The CMA is aware that, in some cases where flights were not cancelled, customers were not offered refunds, even though they could not lawfully travel. Instead, many were offered the option to rebook or to receive a voucher.

How the CMA will work with the CAA

The CMA says that it will be working closely with the UK Civil Aviation Authority as it progresses its investigation.  Its press release continues:

“While the Civil Aviation Authority (CAA) leads on consumer protection in the airline sector, the CMA has undertaken extensive action in connection with cancellations and refunds during the pandemic and is well placed to support the CAA on these issues.

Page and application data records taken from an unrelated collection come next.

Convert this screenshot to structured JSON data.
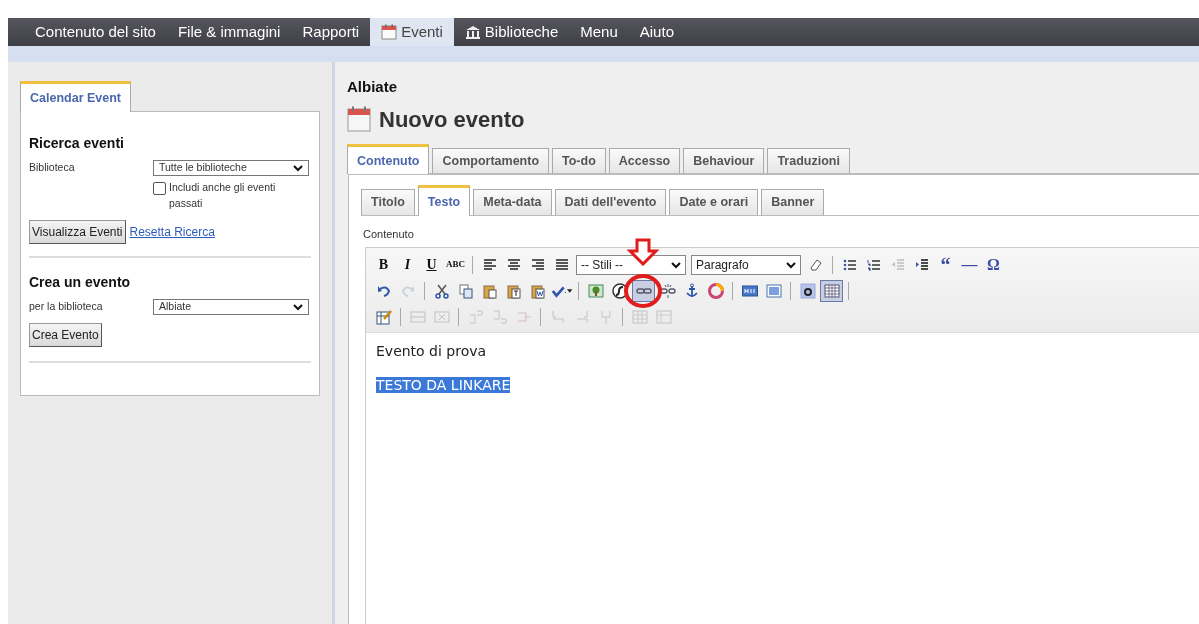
{
  "nav": [
    {
      "label": "Contenuto del sito",
      "kind": "text",
      "selected": false
    },
    {
      "label": "File & immagini",
      "kind": "text",
      "selected": false
    },
    {
      "label": "Rapporti",
      "kind": "text",
      "selected": false
    },
    {
      "label": "Eventi",
      "kind": "calendar",
      "selected": true
    },
    {
      "label": "Biblioteche",
      "kind": "building",
      "selected": false
    },
    {
      "label": "Menu",
      "kind": "text",
      "selected": false
    },
    {
      "label": "Aiuto",
      "kind": "text",
      "selected": false
    }
  ],
  "sidebar": {
    "tabs": [
      {
        "label": "Calendar Event",
        "selected": true
      }
    ],
    "search": {
      "title": "Ricerca eventi",
      "field_label": "Biblioteca",
      "select_value": "Tutte le biblioteche",
      "checkbox": {
        "label": "Includi anche gli eventi passati",
        "checked": false
      },
      "button": "Visualizza Eventi",
      "link": "Resetta Ricerca"
    },
    "create": {
      "title": "Crea un evento",
      "field_label": "per la biblioteca",
      "select_value": "Albiate",
      "button": "Crea Evento"
    }
  },
  "main": {
    "library": "Albiate",
    "title": "Nuovo evento",
    "tabs": [
      {
        "label": "Contenuto",
        "selected": true
      },
      {
        "label": "Comportamento",
        "selected": false
      },
      {
        "label": "To-do",
        "selected": false
      },
      {
        "label": "Accesso",
        "selected": false
      },
      {
        "label": "Behaviour",
        "selected": false
      },
      {
        "label": "Traduzioni",
        "selected": false
      }
    ],
    "subtabs": [
      {
        "label": "Titolo",
        "selected": false
      },
      {
        "label": "Testo",
        "selected": true
      },
      {
        "label": "Meta-data",
        "selected": false
      },
      {
        "label": "Dati dell'evento",
        "selected": false
      },
      {
        "label": "Date e orari",
        "selected": false
      },
      {
        "label": "Banner",
        "selected": false
      }
    ],
    "editor_label": "Contenuto",
    "toolbar": [
      [
        {
          "kind": "glyph",
          "label": "B",
          "disabled": false,
          "selected": false
        },
        {
          "kind": "glyph",
          "label": "I",
          "disabled": false,
          "selected": false
        },
        {
          "kind": "glyph",
          "label": "U",
          "disabled": false,
          "selected": false
        },
        {
          "kind": "glyph",
          "label": "ABC",
          "disabled": false,
          "selected": false
        },
        {
          "kind": "separator"
        },
        {
          "kind": "icon",
          "disabled": false,
          "selected": false
        },
        {
          "kind": "icon",
          "disabled": false,
          "selected": false
        },
        {
          "kind": "icon",
          "disabled": false,
          "selected": false
        },
        {
          "kind": "icon",
          "disabled": false,
          "selected": false
        },
        {
          "kind": "select",
          "label": "-- Stili --"
        },
        {
          "kind": "select",
          "label": "Paragrafo"
        },
        {
          "kind": "icon",
          "disabled": false,
          "selected": false
        },
        {
          "kind": "separator"
        },
        {
          "kind": "icon",
          "disabled": false,
          "selected": false
        },
        {
          "kind": "icon",
          "disabled": false,
          "selected": false
        },
        {
          "kind": "icon",
          "disabled": true,
          "selected": false
        },
        {
          "kind": "icon",
          "disabled": false,
          "selected": false
        },
        {
          "kind": "glyph",
          "label": "“",
          "disabled": false,
          "selected": false
        },
        {
          "kind": "glyph",
          "label": "—",
          "disabled": false,
          "selected": false
        },
        {
          "kind": "glyph",
          "label": "Ω",
          "disabled": false,
          "selected": false
        }
      ],
      [
        {
          "kind": "icon",
          "disabled": false,
          "selected": false
        },
        {
          "kind": "icon",
          "disabled": true,
          "selected": false
        },
        {
          "kind": "separator"
        },
        {
          "kind": "icon",
          "disabled": false,
          "selected": false
        },
        {
          "kind": "icon",
          "disabled": false,
          "selected": false
        },
        {
          "kind": "icon",
          "disabled": false,
          "selected": false
        },
        {
          "kind": "icon",
          "disabled": false,
          "selected": false
        },
        {
          "kind": "icon",
          "disabled": false,
          "selected": false
        },
        {
          "kind": "icon",
          "disabled": false,
          "selected": false
        },
        {
          "kind": "separator"
        },
        {
          "kind": "icon",
          "disabled": false,
          "selected": false
        },
        {
          "kind": "icon",
          "disabled": false,
          "selected": false
        },
        {
          "kind": "icon",
          "disabled": false,
          "selected": true
        },
        {
          "kind": "icon",
          "disabled": false,
          "selected": false
        },
        {
          "kind": "icon",
          "disabled": false,
          "selected": false
        },
        {
          "kind": "icon",
          "disabled": false,
          "selected": false
        },
        {
          "kind": "separator"
        },
        {
          "kind": "icon",
          "disabled": false,
          "selected": false
        },
        {
          "kind": "icon",
          "disabled": false,
          "selected": false
        },
        {
          "kind": "separator"
        },
        {
          "kind": "icon",
          "disabled": false,
          "selected": false
        },
        {
          "kind": "icon",
          "disabled": false,
          "selected": true
        },
        {
          "kind": "separator"
        }
      ],
      [
        {
          "kind": "icon",
          "disabled": false,
          "selected": false
        },
        {
          "kind": "separator"
        },
        {
          "kind": "icon",
          "disabled": true,
          "selected": false
        },
        {
          "kind": "icon",
          "disabled": true,
          "selected": false
        },
        {
          "kind": "separator"
        },
        {
          "kind": "icon",
          "disabled": true,
          "selected": false
        },
        {
          "kind": "icon",
          "disabled": true,
          "selected": false
        },
        {
          "kind": "icon",
          "disabled": true,
          "selected": false
        },
        {
          "kind": "separator"
        },
        {
          "kind": "icon",
          "disabled": true,
          "selected": false
        },
        {
          "kind": "icon",
          "disabled": true,
          "selected": false
        },
        {
          "kind": "icon",
          "disabled": true,
          "selected": false
        },
        {
          "kind": "separator"
        },
        {
          "kind": "icon",
          "disabled": true,
          "selected": false
        },
        {
          "kind": "icon",
          "disabled": true,
          "selected": false
        }
      ]
    ],
    "content": [
      {
        "text": "Evento di prova",
        "selected": false
      },
      {
        "text": "TESTO DA LINKARE",
        "selected": true
      }
    ]
  },
  "annotation": {
    "arrow": true,
    "circle": true
  }
}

The CMA and the CAA continue to work closely and share the same enforcement powers to tackle breaches of consumer protection law.

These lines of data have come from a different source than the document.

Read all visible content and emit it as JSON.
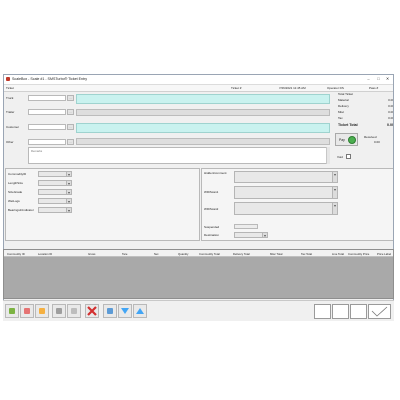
{
  "window": {
    "title": "ScaleBox - Scale #1  -  SMSTurbo® Ticket Entry",
    "min_label": "–",
    "max_label": "□",
    "close_label": "✕"
  },
  "header": {
    "ticket_label": "Ticket",
    "ticket_no_label": "Ticket #",
    "datetime": "7/26/2021 11:45 AM",
    "operator": "Operator DS",
    "pass": "Pass #"
  },
  "form": {
    "truck_label": "Truck",
    "trailer_label": "Trailer",
    "customer_label": "Customer",
    "other_label": "Other",
    "remarks_placeholder": "Remarks",
    "lookup_label": "..."
  },
  "totals": {
    "header": "Total Ticket",
    "rows": [
      {
        "label": "Material",
        "value": "0.00"
      },
      {
        "label": "Delivery",
        "value": "0.00"
      },
      {
        "label": "Misc",
        "value": "0.00"
      },
      {
        "label": "Tax",
        "value": "0.00"
      }
    ],
    "ticket_total_label": "Ticket Total",
    "ticket_total_value": "0.00",
    "pay_label": "Pay",
    "received_label": "Received",
    "received_value": "0.00",
    "void_label": "Void"
  },
  "left_fields": [
    "CommodityID",
    "LengthSize",
    "SizeGrade",
    "WetLogs",
    "BearingsInIndicator"
  ],
  "right_fields": {
    "hidden_comment": "HiddenComment",
    "wid_scan1": "WIDScan1",
    "wid_scan2": "WIDScan2",
    "suspended": "Suspended",
    "destination": "Destination"
  },
  "grid_columns": [
    "Commodity ID",
    "Location ID",
    "Gross",
    "Tare",
    "Net",
    "Quantity",
    "Commodity Total",
    "Delivery Total",
    "Misc Total",
    "Tax Total",
    "Line Total",
    "Commodity Price",
    "Price Label"
  ],
  "toolbar": {
    "icons": [
      "add-icon",
      "cut-icon",
      "folder-icon",
      "scale-icon",
      "check-icon",
      "delete-icon",
      "weigh-in-icon",
      "sort-down-icon",
      "sort-up-icon"
    ]
  }
}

The CMA will now be writing to a number of airlines requiring information to understand more about their approaches to refunds for consumers prevented from flying by lockdown.

Following a careful analysis of this evidence, the CMA then will decide whether to launch enforcement action against individual airlines.”

CMA forced to act on airlines failures

It is quite clear that the CMA has had to step in and walk where the CAA fails to tread.

Paul Smith, Group Director of Consumers and Markets at the CAA, said :

“It is right that consumer rights are upheld throughout this period and we welcome this investigation from the CMA, which follows our review into airline refunds earlier this year. The CMA has been leading on a broad range of issues arising during the coronavirus pandemic and we will continue to work closely with the CMA in support of this investigation.”

This defensive stance from the CAA makes the regulator appear ridiculous. As the CMA states, it has the same enforcement powers as the CAA. But the CAA has done nothing to enforce anything since their review earlier this year. Airlines continue to flout the law and the CAA appears to have done nothing to ensure that airlines have kept to their June commitments.

CAA compared with other regulators

No other regulatory body needs another organisation to step in to support their enforcement work. The other regulators, such as Ofgem (Energy), Ofcom (Telecoms) or the Office of Rail and Road (Transport) are able to enforce the law themselves.

Future for the CAA and ADR

So, why does the CAA need help? Because it is ineffective and unwilling to take on the airlines face to face. Has CMA simply had enough of watching this farce unfold?

Hopefully this action by the CMA will shame the CAA into taking further action by itself.

It is the job of the Civil Aviation Authority to investigate airlines but it has continued to take no action. The CAA has told me in the past:

“Should any airline fall short of the commitments they have made, we will not hesitate to take any further action where required.”

However, time and time again it has not done so. The CAA has shown itself to be not fit for purpose. Instead it is finding in favour of airlines and continuing to allow them to behave illegally. The CAA has shown itself to be not fit for purpose. The CAA needs to use its enforcement powers to revoke airline operating licenses where airlines do not comply with the law.

Aeroplane in sky with clouds AviationADR Dean Dunham, CEDR, CAA

Further information:

A new Chairman started at the CAA on 1 August 2020. But unfortunately the new chair, Sir Stephen Hillier, has been ineffective in tackling airlines that are continuing to break the law on consumer refunds.

CAA launches consultation and tells no-one… launched a consultation on Alternative Dispute Resolution (ADR) but didn’t tell any stakeholders, as Which? calls for a single Ombudsman in the sector.

Report cover Dean Dunham, CDRL, CTSI, CAA, OA,

Crowds of people with report covering OA, CTSI, CA, CDRL, Dean Dunham & others

More Ombudsman Omnishambles report which looked at approval and monitoring of ADR schemes and followed Ombudsman Omnishambles which looks at the failings of regulatory bodies, including the CAA.

How approval bodies are failing to properly approve and monitor Alternative Dispute Resolution -

Ryanair tops CAA refund complaints

Getting help for Coronavirus cancellation claims and shopping help and advice for getting refunds and redress